“A lot of the non-reimbursable roles that hospitalists have in quality improvement and even education could be cut back,” Dr. Myers says. “Many hospitalists currently have protected time for these important hospital and academic missions, and I worry that these may be considered as something that is less necessary in times of economic hardship.”
“A lot of smart people are now going to become doctors.”
Erik DeLue, MD
Director of the hospitalist program
Virtua Memorial Hospital, Mount Holly, N.J.
Erik DeLue, MD, MBA, is sure this recession is going to be “deep enough and strong enough for us to feel it.” Nonetheless, he has no doubt that hospitalists are “better positioned” to weather it.
Just think, for instance, of all the smart people who became investment bankers during the boom years, he says. “They went into it for the money. Now, it’s not as sure a job.
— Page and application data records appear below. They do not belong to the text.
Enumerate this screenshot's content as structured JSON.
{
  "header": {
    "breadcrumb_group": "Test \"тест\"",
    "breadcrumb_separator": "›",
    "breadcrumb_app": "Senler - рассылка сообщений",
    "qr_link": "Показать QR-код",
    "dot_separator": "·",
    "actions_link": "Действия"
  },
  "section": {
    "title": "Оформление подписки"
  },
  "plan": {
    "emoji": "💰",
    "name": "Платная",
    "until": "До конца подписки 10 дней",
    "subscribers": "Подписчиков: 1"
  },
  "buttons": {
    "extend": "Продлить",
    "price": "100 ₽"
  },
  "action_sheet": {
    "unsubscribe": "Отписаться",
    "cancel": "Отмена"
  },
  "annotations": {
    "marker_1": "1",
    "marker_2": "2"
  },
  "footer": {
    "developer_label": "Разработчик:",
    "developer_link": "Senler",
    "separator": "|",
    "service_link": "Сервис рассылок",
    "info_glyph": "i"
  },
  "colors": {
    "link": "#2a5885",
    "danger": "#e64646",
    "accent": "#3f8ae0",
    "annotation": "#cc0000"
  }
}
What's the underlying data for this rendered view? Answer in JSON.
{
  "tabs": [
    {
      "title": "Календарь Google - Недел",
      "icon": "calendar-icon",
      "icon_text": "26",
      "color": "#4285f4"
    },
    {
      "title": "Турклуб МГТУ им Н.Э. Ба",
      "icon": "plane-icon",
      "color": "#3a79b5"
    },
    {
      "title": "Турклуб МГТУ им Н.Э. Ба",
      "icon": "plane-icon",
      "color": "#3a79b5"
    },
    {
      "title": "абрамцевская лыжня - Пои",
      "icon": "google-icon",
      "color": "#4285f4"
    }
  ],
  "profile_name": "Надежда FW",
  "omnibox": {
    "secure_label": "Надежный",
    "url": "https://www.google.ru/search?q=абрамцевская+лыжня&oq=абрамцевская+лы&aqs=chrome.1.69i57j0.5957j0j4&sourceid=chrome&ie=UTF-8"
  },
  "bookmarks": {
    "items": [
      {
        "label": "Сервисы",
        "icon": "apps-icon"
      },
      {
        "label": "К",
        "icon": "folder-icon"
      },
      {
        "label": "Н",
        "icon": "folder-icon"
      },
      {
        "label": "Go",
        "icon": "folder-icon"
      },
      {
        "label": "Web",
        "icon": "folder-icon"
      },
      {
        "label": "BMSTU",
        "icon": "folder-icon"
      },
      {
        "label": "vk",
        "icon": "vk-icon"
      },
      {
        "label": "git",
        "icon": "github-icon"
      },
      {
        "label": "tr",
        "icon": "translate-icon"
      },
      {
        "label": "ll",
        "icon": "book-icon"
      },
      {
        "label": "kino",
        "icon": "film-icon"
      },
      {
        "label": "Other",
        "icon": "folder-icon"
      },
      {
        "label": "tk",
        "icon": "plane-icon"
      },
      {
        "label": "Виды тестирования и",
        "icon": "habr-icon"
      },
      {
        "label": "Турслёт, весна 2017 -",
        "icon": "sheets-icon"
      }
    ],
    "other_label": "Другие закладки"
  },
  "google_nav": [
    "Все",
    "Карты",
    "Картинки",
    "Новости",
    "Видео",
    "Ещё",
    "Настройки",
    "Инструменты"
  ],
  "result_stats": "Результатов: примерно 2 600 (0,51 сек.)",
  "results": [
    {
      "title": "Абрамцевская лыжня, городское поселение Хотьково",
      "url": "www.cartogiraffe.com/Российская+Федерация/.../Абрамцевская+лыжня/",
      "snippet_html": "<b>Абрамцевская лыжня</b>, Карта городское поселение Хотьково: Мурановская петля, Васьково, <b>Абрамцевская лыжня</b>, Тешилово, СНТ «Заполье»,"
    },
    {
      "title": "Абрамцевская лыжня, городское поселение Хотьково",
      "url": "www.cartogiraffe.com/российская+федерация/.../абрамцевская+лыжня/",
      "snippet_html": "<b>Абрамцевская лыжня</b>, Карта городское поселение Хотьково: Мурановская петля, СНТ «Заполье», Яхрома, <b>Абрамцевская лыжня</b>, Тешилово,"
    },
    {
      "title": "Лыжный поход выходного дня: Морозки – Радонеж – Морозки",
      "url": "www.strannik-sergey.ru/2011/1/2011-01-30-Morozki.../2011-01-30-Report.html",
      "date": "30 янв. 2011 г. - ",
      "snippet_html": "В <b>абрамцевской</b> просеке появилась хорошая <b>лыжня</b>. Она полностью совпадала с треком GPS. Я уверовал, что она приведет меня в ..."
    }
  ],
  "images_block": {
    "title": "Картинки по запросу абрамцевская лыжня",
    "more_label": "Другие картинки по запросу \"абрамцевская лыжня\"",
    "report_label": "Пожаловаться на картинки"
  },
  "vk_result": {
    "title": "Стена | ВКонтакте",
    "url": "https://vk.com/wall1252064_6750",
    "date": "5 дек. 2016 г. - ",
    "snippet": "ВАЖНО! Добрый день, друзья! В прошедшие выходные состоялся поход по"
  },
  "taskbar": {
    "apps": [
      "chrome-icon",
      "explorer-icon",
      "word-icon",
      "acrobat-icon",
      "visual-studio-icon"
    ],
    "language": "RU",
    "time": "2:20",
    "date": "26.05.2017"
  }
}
If you are looking at long-term positives, I think you will see a lot of smart people who previously were going to be investment bankers and the like who are now going to be doctors.”
In his mind, there is no question that hospitalists will still be in great demand. But there are enormous questions about what the economic turmoil may have in store. Will the government ride in and “rescue” hospitals on the brink of folding? How many more uninsured are we likely to see? Will the crisis atmosphere stimulate health care reform? And what happens when millions of people can’t afford their medications, which appears to be happening?
“People are taking their medications less for the first time in 20 years,” points out Dr. DeLue. “It’s a reasonable assumption that if people don’t take their medicine, they are going to be sicker, and that will have a direct effect in the near short term.”
This is, he adds, “the real tragedy of any discussion on the effect of the recession on hospitalists.” While most doctors choose to go into medicine because of a desire to help people in crisis, “any solace we may find in our job security is already being offset by stories of our patients’ socioeconomic heartbreak. Patients’ health is going to be very adversely affected by the severe economic downturn, and there is much suffering in store.”
Deborah Gesensway is a freelance health care writer based in Sierra Madre, Calif.